### What you are asked to do:
Every line of the data that includes "woman" should be copied out.

[Data — start]

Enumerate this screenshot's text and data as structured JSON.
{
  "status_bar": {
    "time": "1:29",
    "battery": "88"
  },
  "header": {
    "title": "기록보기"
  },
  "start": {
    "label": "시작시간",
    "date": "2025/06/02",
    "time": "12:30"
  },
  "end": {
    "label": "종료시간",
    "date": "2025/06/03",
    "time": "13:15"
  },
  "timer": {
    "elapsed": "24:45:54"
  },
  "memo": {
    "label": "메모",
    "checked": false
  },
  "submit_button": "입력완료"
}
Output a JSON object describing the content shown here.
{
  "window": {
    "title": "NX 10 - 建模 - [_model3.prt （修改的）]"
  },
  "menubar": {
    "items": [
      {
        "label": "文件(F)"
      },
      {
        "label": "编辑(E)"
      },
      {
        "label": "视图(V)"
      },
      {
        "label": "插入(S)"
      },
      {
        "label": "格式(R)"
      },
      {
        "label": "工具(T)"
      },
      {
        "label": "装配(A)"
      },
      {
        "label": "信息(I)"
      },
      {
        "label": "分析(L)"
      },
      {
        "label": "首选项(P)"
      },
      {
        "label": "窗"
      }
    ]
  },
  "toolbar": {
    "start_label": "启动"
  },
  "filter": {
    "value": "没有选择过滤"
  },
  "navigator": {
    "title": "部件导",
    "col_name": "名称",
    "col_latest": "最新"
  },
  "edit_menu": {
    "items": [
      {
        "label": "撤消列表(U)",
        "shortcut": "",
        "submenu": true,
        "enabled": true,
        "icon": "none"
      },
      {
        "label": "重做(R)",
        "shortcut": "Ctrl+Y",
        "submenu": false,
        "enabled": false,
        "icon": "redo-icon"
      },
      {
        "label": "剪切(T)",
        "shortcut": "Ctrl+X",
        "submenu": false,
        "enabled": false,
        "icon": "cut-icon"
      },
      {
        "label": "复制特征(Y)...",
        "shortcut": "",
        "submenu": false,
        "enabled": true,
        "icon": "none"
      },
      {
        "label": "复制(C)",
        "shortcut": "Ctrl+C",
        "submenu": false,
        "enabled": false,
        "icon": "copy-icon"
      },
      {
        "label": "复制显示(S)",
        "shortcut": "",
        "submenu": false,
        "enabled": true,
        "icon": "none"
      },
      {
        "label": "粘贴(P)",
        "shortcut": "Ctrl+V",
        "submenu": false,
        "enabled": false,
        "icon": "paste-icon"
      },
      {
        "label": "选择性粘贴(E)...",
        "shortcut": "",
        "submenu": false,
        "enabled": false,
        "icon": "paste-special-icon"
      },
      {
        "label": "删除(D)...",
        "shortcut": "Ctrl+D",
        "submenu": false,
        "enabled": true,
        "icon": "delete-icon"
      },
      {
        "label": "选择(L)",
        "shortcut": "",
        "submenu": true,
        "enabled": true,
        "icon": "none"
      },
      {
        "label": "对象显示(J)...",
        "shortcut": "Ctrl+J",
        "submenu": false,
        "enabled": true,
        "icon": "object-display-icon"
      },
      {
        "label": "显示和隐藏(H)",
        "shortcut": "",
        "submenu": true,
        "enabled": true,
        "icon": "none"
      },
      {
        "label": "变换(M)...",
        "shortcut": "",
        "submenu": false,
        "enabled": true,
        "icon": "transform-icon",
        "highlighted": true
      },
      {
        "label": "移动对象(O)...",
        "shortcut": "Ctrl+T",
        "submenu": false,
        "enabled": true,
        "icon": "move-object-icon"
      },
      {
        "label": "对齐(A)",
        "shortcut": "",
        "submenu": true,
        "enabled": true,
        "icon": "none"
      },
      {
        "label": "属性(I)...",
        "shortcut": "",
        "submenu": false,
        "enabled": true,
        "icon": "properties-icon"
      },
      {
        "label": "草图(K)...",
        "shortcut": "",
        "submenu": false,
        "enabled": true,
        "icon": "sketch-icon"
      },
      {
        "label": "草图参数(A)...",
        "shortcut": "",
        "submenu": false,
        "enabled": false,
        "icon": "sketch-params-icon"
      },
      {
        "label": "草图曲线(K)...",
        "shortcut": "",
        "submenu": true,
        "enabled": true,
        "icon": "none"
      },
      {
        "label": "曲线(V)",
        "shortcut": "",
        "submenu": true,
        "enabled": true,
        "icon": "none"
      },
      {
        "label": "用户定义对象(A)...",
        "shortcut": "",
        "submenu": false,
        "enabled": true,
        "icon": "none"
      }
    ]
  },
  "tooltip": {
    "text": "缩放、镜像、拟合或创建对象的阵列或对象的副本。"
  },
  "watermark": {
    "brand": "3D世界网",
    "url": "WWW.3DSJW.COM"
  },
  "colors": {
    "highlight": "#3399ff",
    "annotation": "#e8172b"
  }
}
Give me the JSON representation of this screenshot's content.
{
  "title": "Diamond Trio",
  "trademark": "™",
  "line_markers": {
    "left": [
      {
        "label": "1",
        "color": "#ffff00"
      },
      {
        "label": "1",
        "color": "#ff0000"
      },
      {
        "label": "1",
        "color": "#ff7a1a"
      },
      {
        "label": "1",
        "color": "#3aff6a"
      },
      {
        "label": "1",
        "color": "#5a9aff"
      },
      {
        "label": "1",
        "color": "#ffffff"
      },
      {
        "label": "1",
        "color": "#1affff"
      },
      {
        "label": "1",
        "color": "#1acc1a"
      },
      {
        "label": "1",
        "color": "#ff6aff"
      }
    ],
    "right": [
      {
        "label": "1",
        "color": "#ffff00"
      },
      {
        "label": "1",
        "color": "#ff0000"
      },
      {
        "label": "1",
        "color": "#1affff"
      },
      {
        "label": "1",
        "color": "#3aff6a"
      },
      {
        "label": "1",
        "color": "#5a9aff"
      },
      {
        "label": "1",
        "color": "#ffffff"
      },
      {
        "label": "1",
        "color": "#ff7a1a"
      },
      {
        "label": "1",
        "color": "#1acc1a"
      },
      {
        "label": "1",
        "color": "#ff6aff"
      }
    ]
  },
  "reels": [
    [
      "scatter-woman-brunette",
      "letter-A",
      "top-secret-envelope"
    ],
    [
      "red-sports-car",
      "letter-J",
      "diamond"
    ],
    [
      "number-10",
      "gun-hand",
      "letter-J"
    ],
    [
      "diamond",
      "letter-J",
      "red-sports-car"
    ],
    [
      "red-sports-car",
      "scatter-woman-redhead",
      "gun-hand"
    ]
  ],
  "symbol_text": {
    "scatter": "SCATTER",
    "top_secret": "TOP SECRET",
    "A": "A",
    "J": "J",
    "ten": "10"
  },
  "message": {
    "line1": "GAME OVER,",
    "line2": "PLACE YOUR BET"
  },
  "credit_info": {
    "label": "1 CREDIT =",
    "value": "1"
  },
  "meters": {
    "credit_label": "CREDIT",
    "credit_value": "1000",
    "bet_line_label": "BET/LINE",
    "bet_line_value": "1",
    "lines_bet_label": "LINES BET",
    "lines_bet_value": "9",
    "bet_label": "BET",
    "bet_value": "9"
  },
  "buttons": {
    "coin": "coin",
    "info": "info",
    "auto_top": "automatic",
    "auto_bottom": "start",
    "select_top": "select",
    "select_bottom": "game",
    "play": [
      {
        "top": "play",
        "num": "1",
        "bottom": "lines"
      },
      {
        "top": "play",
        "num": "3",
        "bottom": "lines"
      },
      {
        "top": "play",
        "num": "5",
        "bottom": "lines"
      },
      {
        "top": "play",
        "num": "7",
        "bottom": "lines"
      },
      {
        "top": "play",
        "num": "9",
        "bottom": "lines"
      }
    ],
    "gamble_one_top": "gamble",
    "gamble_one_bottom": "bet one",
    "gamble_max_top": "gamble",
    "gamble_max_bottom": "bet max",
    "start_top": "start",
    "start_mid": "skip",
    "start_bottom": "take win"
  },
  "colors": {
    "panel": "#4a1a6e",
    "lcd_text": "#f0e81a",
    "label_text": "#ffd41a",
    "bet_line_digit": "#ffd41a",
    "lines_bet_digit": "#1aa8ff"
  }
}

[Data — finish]

### Task solution:
      "scatter-woman-brunette",
      "scatter-woman-redhead",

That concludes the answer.